**Extracted information**
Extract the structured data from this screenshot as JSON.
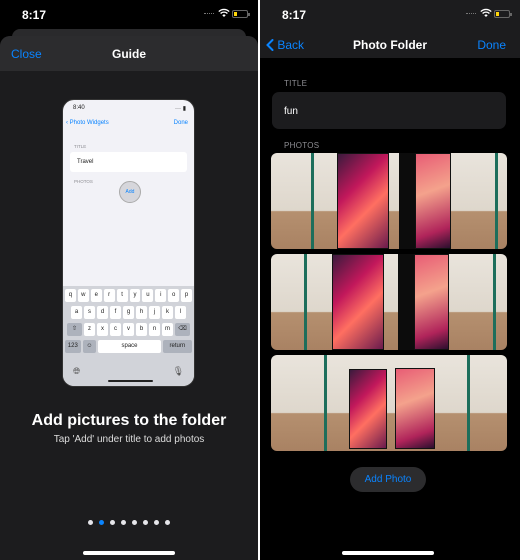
{
  "left": {
    "status": {
      "time": "8:17"
    },
    "nav": {
      "close_label": "Close",
      "title": "Guide"
    },
    "mockup": {
      "time": "8:40",
      "back_label": "Photo Widgets",
      "done_label": "Done",
      "title_label": "TITLE",
      "title_value": "Travel",
      "photos_label": "PHOTOS",
      "add_label": "Add",
      "keyboard": {
        "row1": [
          "q",
          "w",
          "e",
          "r",
          "t",
          "y",
          "u",
          "i",
          "o",
          "p"
        ],
        "row2": [
          "a",
          "s",
          "d",
          "f",
          "g",
          "h",
          "j",
          "k",
          "l"
        ],
        "row3": [
          "z",
          "x",
          "c",
          "v",
          "b",
          "n",
          "m"
        ],
        "numbers_label": "123",
        "space_label": "space",
        "return_label": "return"
      }
    },
    "guide": {
      "heading": "Add pictures to the folder",
      "subtitle": "Tap 'Add' under title to add photos"
    },
    "pager": {
      "total": 8,
      "current": 2
    }
  },
  "right": {
    "status": {
      "time": "8:17"
    },
    "nav": {
      "back_label": "Back",
      "title": "Photo Folder",
      "done_label": "Done"
    },
    "title_section_label": "TITLE",
    "title_value": "fun",
    "photos_section_label": "PHOTOS",
    "photos": [
      {
        "description": "two red-wallpaper phones behind glass, close-up"
      },
      {
        "description": "two red-wallpaper phones behind glass, close-up"
      },
      {
        "description": "two phones standing on wooden table inside glass case"
      }
    ],
    "add_photo_label": "Add Photo"
  },
  "colors": {
    "accent": "#0a84ff",
    "background": "#000000",
    "surface": "#1c1c1e",
    "battery": "#ffd60a"
  }
}
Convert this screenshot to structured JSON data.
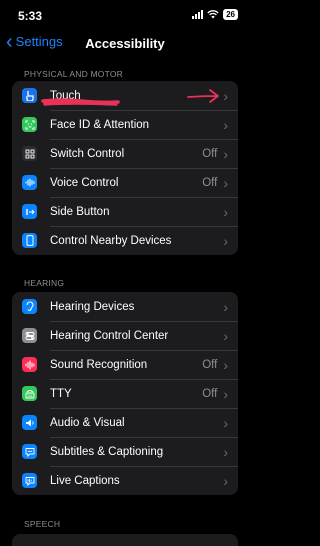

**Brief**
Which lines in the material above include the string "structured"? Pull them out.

**Answer to the problem**
Extract the structured data from this screenshot as JSON.
Convert this screenshot to structured JSON data.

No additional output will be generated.